┌────────
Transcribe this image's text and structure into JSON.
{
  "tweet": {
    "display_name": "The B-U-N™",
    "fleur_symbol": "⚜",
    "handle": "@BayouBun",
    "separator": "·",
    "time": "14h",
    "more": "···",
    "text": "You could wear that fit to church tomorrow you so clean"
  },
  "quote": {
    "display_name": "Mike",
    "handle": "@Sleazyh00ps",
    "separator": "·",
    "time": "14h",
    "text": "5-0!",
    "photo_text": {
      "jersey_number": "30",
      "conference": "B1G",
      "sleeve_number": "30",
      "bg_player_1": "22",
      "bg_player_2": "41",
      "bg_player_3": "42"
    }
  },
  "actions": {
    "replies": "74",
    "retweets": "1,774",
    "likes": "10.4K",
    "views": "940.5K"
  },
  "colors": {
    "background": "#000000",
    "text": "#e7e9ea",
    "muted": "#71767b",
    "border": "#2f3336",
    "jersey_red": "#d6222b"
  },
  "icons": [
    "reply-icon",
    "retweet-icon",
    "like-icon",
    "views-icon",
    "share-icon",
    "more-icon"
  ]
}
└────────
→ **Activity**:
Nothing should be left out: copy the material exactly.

→ **Response**:
Transcribe this image's text and structure into JSON.
{
  "tweet": {
    "display_name": "The B-U-N™",
    "fleur_symbol": "⚜",
    "handle": "@BayouBun",
    "separator": "·",
    "time": "14h",
    "more": "···",
    "text": "You could wear that fit to church tomorrow you so clean"
  },
  "quote": {
    "display_name": "Mike",
    "handle": "@Sleazyh00ps",
    "separator": "·",
    "time": "14h",
    "text": "5-0!",
    "photo_text": {
      "jersey_number": "30",
      "conference": "B1G",
      "sleeve_number": "30",
      "bg_player_1": "22",
      "bg_player_2": "41",
      "bg_player_3": "42"
    }
  },
  "actions": {
    "replies": "74",
    "retweets": "1,774",
    "likes": "10.4K",
    "views": "940.5K"
  },
  "colors": {
    "background": "#000000",
    "text": "#e7e9ea",
    "muted": "#71767b",
    "border": "#2f3336",
    "jersey_red": "#d6222b"
  },
  "icons": [
    "reply-icon",
    "retweet-icon",
    "like-icon",
    "views-icon",
    "share-icon",
    "more-icon"
  ]
}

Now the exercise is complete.